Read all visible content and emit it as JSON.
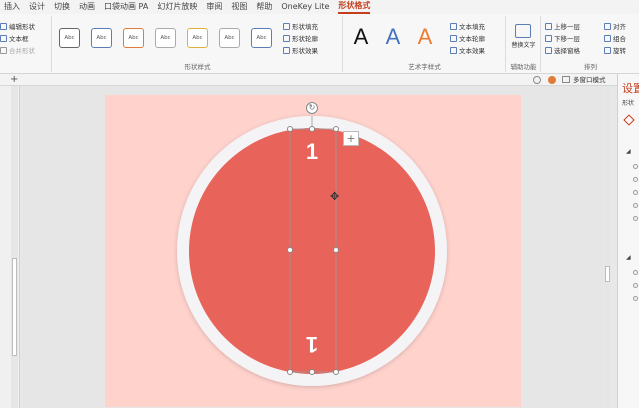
{
  "menu": [
    "插入",
    "设计",
    "切换",
    "动画",
    "口袋动画 PA",
    "幻灯片放映",
    "审阅",
    "视图",
    "帮助",
    "OneKey Lite",
    "形状格式"
  ],
  "insert_shapes": {
    "edit_shape": "编辑形状",
    "text_box": "文本框",
    "merge_shapes": "合并形状"
  },
  "shape_styles": {
    "label": "形状样式",
    "swatch_text": "Abc",
    "fill": "形状填充",
    "outline": "形状轮廓",
    "effect": "形状效果"
  },
  "wordart": {
    "label": "艺术字样式",
    "letter": "A",
    "text_fill": "文本填充",
    "text_outline": "文本轮廓",
    "text_effect": "文本效果",
    "colors": [
      "#111111",
      "#4472c4",
      "#ed7d31"
    ]
  },
  "accessibility": {
    "label": "辅助功能",
    "alt_text": "替换文字"
  },
  "arrange": {
    "label": "排列",
    "bring_forward": "上移一层",
    "send_backward": "下移一层",
    "selection_pane": "选择窗格",
    "align": "对齐",
    "group": "组合",
    "rotate": "旋转"
  },
  "toolbar": {
    "multi_window": "多窗口模式"
  },
  "task_pane": {
    "title": "设置",
    "subtitle": "形状"
  },
  "slide": {
    "background": "#ffd2cc",
    "circle_fill": "#e8635a",
    "ring_color": "#f4f4f7",
    "top_mark": "1",
    "bottom_mark": "1"
  }
}
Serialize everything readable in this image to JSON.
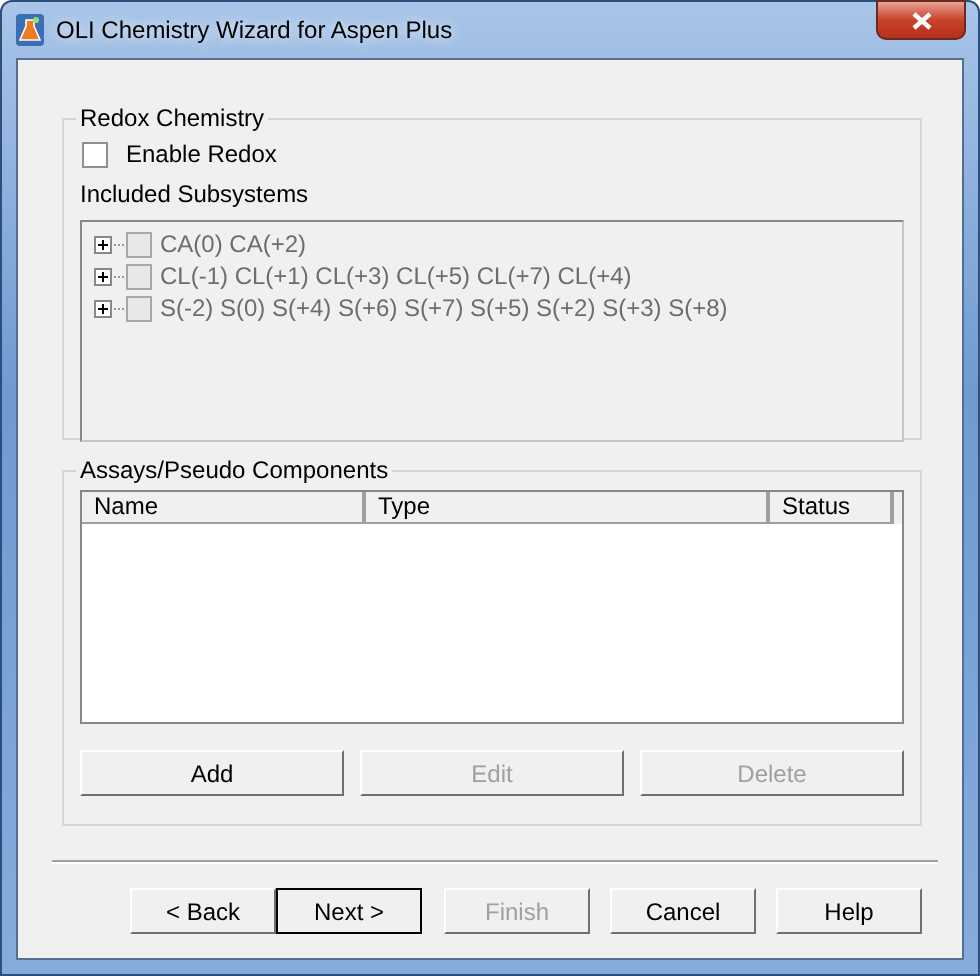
{
  "window": {
    "title": "OLI Chemistry Wizard for Aspen Plus"
  },
  "redox": {
    "title": "Redox Chemistry",
    "enable": {
      "label": "Enable Redox",
      "checked": false
    },
    "subsystems_label": "Included Subsystems",
    "subsystems": [
      {
        "label": "CA(0) CA(+2)",
        "checked": false,
        "expanded": false,
        "disabled": true
      },
      {
        "label": "CL(-1) CL(+1) CL(+3) CL(+5) CL(+7) CL(+4)",
        "checked": false,
        "expanded": false,
        "disabled": true
      },
      {
        "label": "S(-2) S(0) S(+4) S(+6) S(+7) S(+5) S(+2) S(+3) S(+8)",
        "checked": false,
        "expanded": false,
        "disabled": true
      }
    ]
  },
  "assays": {
    "title": "Assays/Pseudo Components",
    "columns": [
      "Name",
      "Type",
      "Status"
    ],
    "buttons": [
      {
        "label": "Add",
        "disabled": false
      },
      {
        "label": "Edit",
        "disabled": true
      },
      {
        "label": "Delete",
        "disabled": true
      }
    ]
  },
  "footer_buttons": [
    {
      "label": "< Back",
      "disabled": false,
      "default": false
    },
    {
      "label": "Next >",
      "disabled": false,
      "default": true
    },
    {
      "label": "Finish",
      "disabled": true,
      "default": false
    },
    {
      "label": "Cancel",
      "disabled": false,
      "default": false
    },
    {
      "label": "Help",
      "disabled": false,
      "default": false
    }
  ]
}
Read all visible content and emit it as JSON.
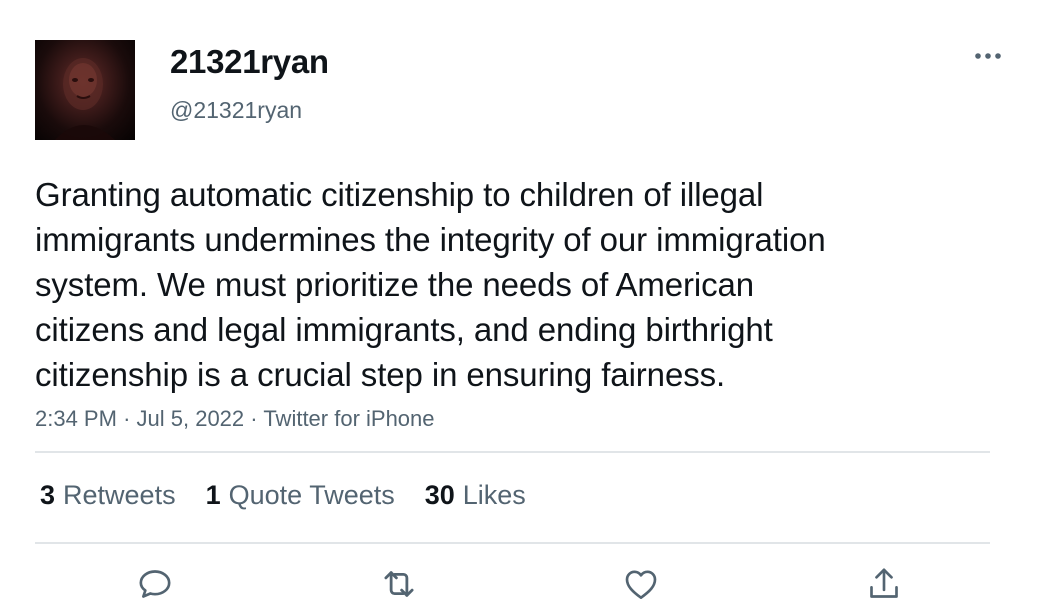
{
  "user": {
    "display_name": "21321ryan",
    "handle": "@21321ryan"
  },
  "tweet": {
    "text": "Granting automatic citizenship to children of illegal\nimmigrants undermines the integrity of our immigration\nsystem. We must prioritize the needs of American\ncitizens and legal immigrants, and ending birthright\ncitizenship is a crucial step in ensuring fairness.",
    "time": "2:34 PM",
    "separator": "·",
    "date": "Jul 5, 2022",
    "source": "Twitter for iPhone"
  },
  "stats": {
    "retweets_count": "3",
    "retweets_label": "Retweets",
    "quotes_count": "1",
    "quotes_label": "Quote Tweets",
    "likes_count": "30",
    "likes_label": "Likes"
  },
  "icons": {
    "more": "more-horizontal-icon",
    "reply": "reply-icon",
    "retweet": "retweet-icon",
    "like": "heart-icon",
    "share": "share-icon"
  },
  "colors": {
    "text_primary": "#0f1419",
    "text_secondary": "#536471",
    "divider": "#e1e5e8"
  }
}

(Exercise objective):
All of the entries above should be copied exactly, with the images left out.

(Answer to the exercise):
Read all visible content and emit it as JSON.
{
  "menu": [
    "插入",
    "设计",
    "切换",
    "动画",
    "口袋动画 PA",
    "幻灯片放映",
    "审阅",
    "视图",
    "帮助",
    "OneKey Lite",
    "形状格式"
  ],
  "insert_shapes": {
    "edit_shape": "编辑形状",
    "text_box": "文本框",
    "merge_shapes": "合并形状"
  },
  "shape_styles": {
    "label": "形状样式",
    "swatch_text": "Abc",
    "fill": "形状填充",
    "outline": "形状轮廓",
    "effect": "形状效果"
  },
  "wordart": {
    "label": "艺术字样式",
    "letter": "A",
    "text_fill": "文本填充",
    "text_outline": "文本轮廓",
    "text_effect": "文本效果",
    "colors": [
      "#111111",
      "#4472c4",
      "#ed7d31"
    ]
  },
  "accessibility": {
    "label": "辅助功能",
    "alt_text": "替换文字"
  },
  "arrange": {
    "label": "排列",
    "bring_forward": "上移一层",
    "send_backward": "下移一层",
    "selection_pane": "选择窗格",
    "align": "对齐",
    "group": "组合",
    "rotate": "旋转"
  },
  "toolbar": {
    "multi_window": "多窗口模式"
  },
  "task_pane": {
    "title": "设置",
    "subtitle": "形状"
  },
  "slide": {
    "background": "#ffd2cc",
    "circle_fill": "#e8635a",
    "ring_color": "#f4f4f7",
    "top_mark": "1",
    "bottom_mark": "1"
  }
}
Serialize everything readable in this image to JSON.
{
  "window": {
    "title": "OLI Chemistry Wizard for Aspen Plus"
  },
  "redox": {
    "title": "Redox Chemistry",
    "enable": {
      "label": "Enable Redox",
      "checked": false
    },
    "subsystems_label": "Included Subsystems",
    "subsystems": [
      {
        "label": "CA(0) CA(+2)",
        "checked": false,
        "expanded": false,
        "disabled": true
      },
      {
        "label": "CL(-1) CL(+1) CL(+3) CL(+5) CL(+7) CL(+4)",
        "checked": false,
        "expanded": false,
        "disabled": true
      },
      {
        "label": "S(-2) S(0) S(+4) S(+6) S(+7) S(+5) S(+2) S(+3) S(+8)",
        "checked": false,
        "expanded": false,
        "disabled": true
      }
    ]
  },
  "assays": {
    "title": "Assays/Pseudo Components",
    "columns": [
      "Name",
      "Type",
      "Status"
    ],
    "buttons": [
      {
        "label": "Add",
        "disabled": false
      },
      {
        "label": "Edit",
        "disabled": true
      },
      {
        "label": "Delete",
        "disabled": true
      }
    ]
  },
  "footer_buttons": [
    {
      "label": "< Back",
      "disabled": false,
      "default": false
    },
    {
      "label": "Next >",
      "disabled": false,
      "default": true
    },
    {
      "label": "Finish",
      "disabled": true,
      "default": false
    },
    {
      "label": "Cancel",
      "disabled": false,
      "default": false
    },
    {
      "label": "Help",
      "disabled": false,
      "default": false
    }
  ]
}
Read all visible content and emit it as JSON.
{
  "user": {
    "display_name": "21321ryan",
    "handle": "@21321ryan"
  },
  "tweet": {
    "text": "Granting automatic citizenship to children of illegal\nimmigrants undermines the integrity of our immigration\nsystem. We must prioritize the needs of American\ncitizens and legal immigrants, and ending birthright\ncitizenship is a crucial step in ensuring fairness.",
    "time": "2:34 PM",
    "separator": "·",
    "date": "Jul 5, 2022",
    "source": "Twitter for iPhone"
  },
  "stats": {
    "retweets_count": "3",
    "retweets_label": "Retweets",
    "quotes_count": "1",
    "quotes_label": "Quote Tweets",
    "likes_count": "30",
    "likes_label": "Likes"
  },
  "icons": {
    "more": "more-horizontal-icon",
    "reply": "reply-icon",
    "retweet": "retweet-icon",
    "like": "heart-icon",
    "share": "share-icon"
  },
  "colors": {
    "text_primary": "#0f1419",
    "text_secondary": "#536471",
    "divider": "#e1e5e8"
  }
}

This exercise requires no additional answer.